Today was, by all accounts, a good day for the Prime Minister. The vast majority of media commentators agree that he did well at PMQs and his attacks hit home against a distinctly wobbly David Cameron. Even his smile didn’t seem so scary, Nick Robinson put it in his blog as a positive!
Yet already it looks like that smile’s going to fade. Tomorrow’s FT will report that according to its study of Office of National Statistics figures, manufacturing has declined more under Labour since 1997 than it did under Margaret Thatcher. At the same time, the fortunes of bankers and real estate agents (seen now as the baddies) improved.
That’ll be disheartening to Labour’s MPs, who relished the class based attacks of Gordon Brown’s swinging “they make policy on the playing fields of Eton” attack on the Tories today. Labour wants to be the party of industry, and Mr Brown has taken such pride in his economic decisions. To be criticised for his economic policy from the beginning of the Labour government will be a heavy blow.

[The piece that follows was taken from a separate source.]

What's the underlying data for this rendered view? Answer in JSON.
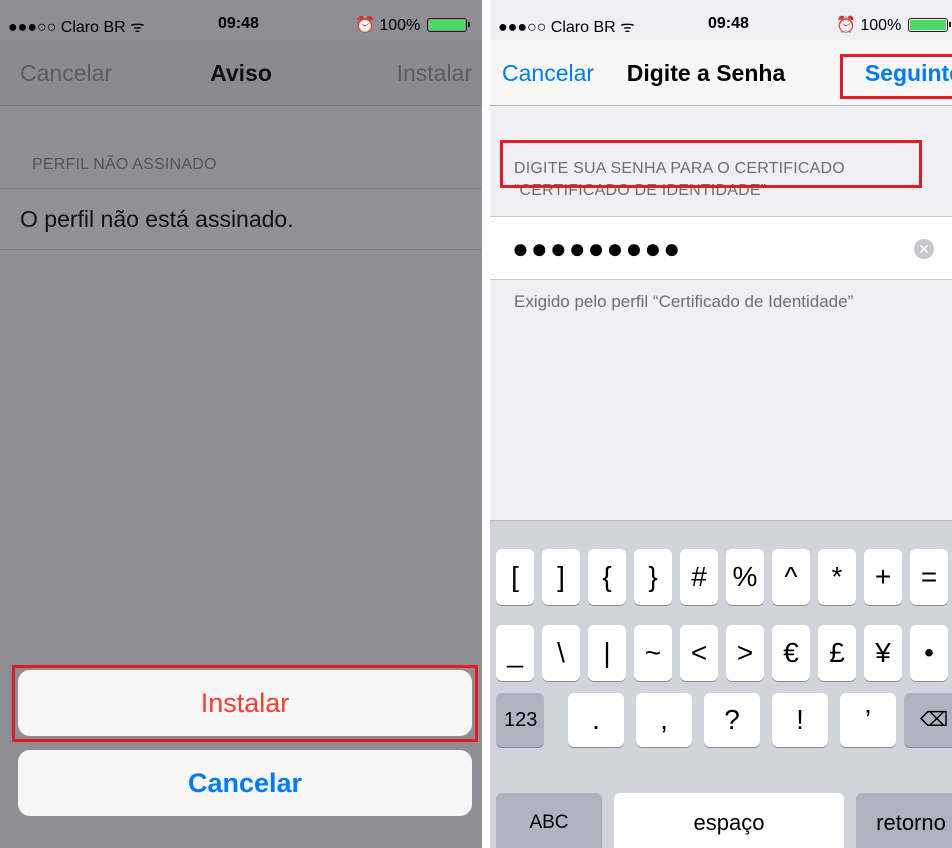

It also raises questions of the efficacy of Labour’s dividing lines and how they are going to present their economic legacy before the credit crunch. It has previously been presented in rosy terms – American credit markets were held at fault. Tomorrow’s story by the FT will shine a different light on a legacy already apparently tarnished by what some (not just the opposition) have deemed too high levels of public spending and debt.
If the Tories were making their policies on the playing fields of Eton, Labour were making theirs on the plazas of the City of London. This is a long way away from the collieries and steel mills of Labour’s self-image.
PS. You’ve got to assume when you see the FT leading with stories like this that, come the election, they’re not going to back Labour (they have done since 1992).